When making their way through thin vines or flimsy vegetation the fingers are so long that they can curl around smaller branches almost 1 1/2 times to secure themselves. The tops of the first two digits of each finger lock against the inside of the palm in an orangutan super-grip.
Infants are born with this gripping instinct and can hold on to thin strands of hair with ease.
All the great apes are extremely intelligent creatures, but the question of which non-human great ape is the most intelligent is often asked.
Among the great apes the gorilla, the bonobo and the orangutan live relatively peaceful lives compared to human beings and chimpanzees, and it is certainly possible that levels of expected conflict in daily life create minds that emphasize different gifts.
The chimpanzee is an organized hunter, regularly uses weapons like clubs and rocks,, and is generally a more active and busy creature than the relaxed and slow-moving orangutan.
This outward spark leads many to believe the chimp is the brightest of the great apes, and in scientific experiments that involve food rewards, chimps excel, but this may be because their natural lifestyle involves strenuous competition for food.
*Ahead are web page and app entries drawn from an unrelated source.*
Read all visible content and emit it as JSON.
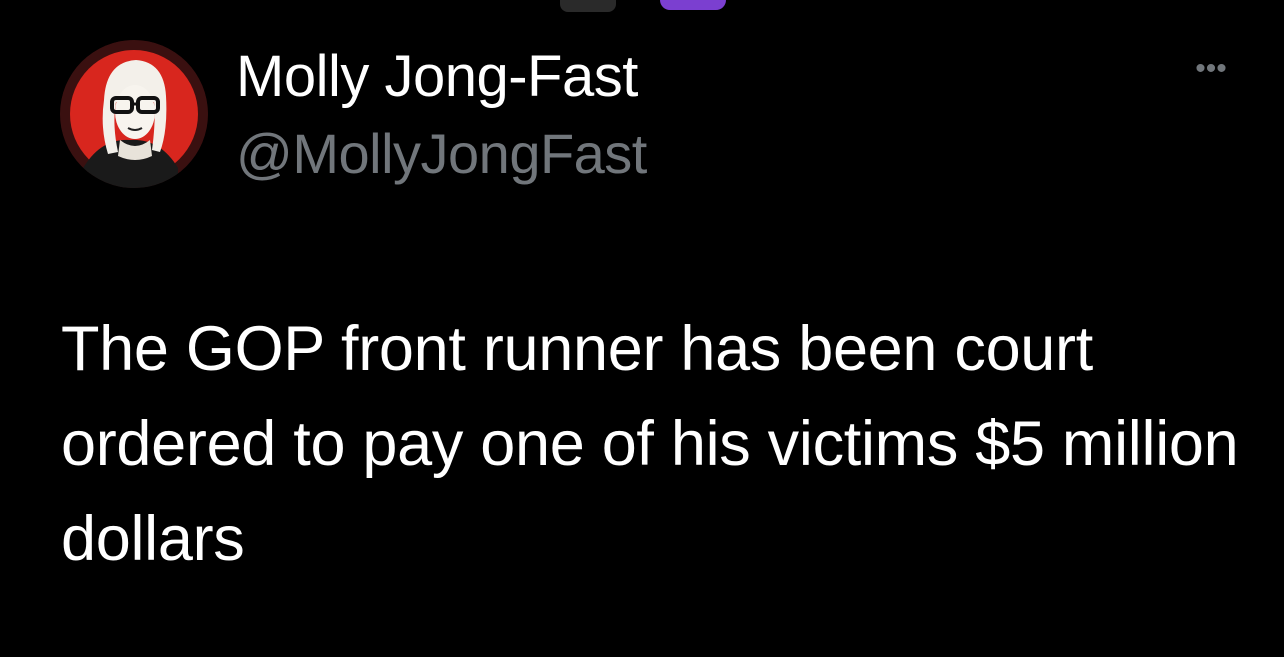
{
  "tweet": {
    "author": {
      "display_name": "Molly Jong-Fast",
      "handle": "@MollyJongFast",
      "avatar_icon": "avatar-portrait"
    },
    "more_icon": "more-horizontal-icon",
    "more_glyph": "•••",
    "text": "The GOP front runner has been court ordered to pay one of his victims $5 million dollars"
  },
  "colors": {
    "background": "#000000",
    "primary_text": "#ffffff",
    "secondary_text": "#71767b",
    "avatar_accent": "#d8261e",
    "badge": "#7b3fd0"
  }
}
A recent, in-depth study of orangutans done in 2011, shed some light on just how intelligent orangutans may be. At a research facility in Indonesia, scientists from the University of Manchester spent an entire year observing, documenting and filming orangutans building nests. The study concluded that orangutans possess complex knowledge of mechanical design and material properties.
They select specific types of limbs when constructing the base of the nest, smaller, more flexible branches for the sides, and even have multiple additional structures they may build such as blankets, pillows and roofs.
Their nest building skills are more complex than any of the other non-human great apes, and the techniques are carefully taught from mother to youngster.
The creation of pillows out of soft shoots, and blankets out of large leaves was unique to orangutans and the attention to detail was astounding.
Orangutans have long been known to use any available item - mostly palm leaves, as umbrellas during rain showers, but their specific style of nest construction involves a complex series of steps, including the gathering of the correct materials, that appears to represent truly advanced thinking.
|Orangutan Facts - animalstats -|
|congress||Sumatra, Borneo||rainforest||Durian fruit|
|tiger, leopard||critically||10 mph||40-50 years|
|GENDER DIFFERENCE||AVG..HEIGHT||AVG. WEIGHT|
with large cheek flanges
Female - 4 feet
F- 100 lbs
|ESTRUS||GESTATION||BIRTH HEIGHT||BIRTH WEIGHT|
|1 x month||8.5 months||14 inches||3 - 3.5 lbs|
|RAISED BY||# OF YOUNG||AT BIRTH||EYES OPEN|
|mother||1||fine hair||at birth|
|4 months||5 years||8 years||9 - 10 years|
lighter color, longer
Bornean larger, males have curved flanges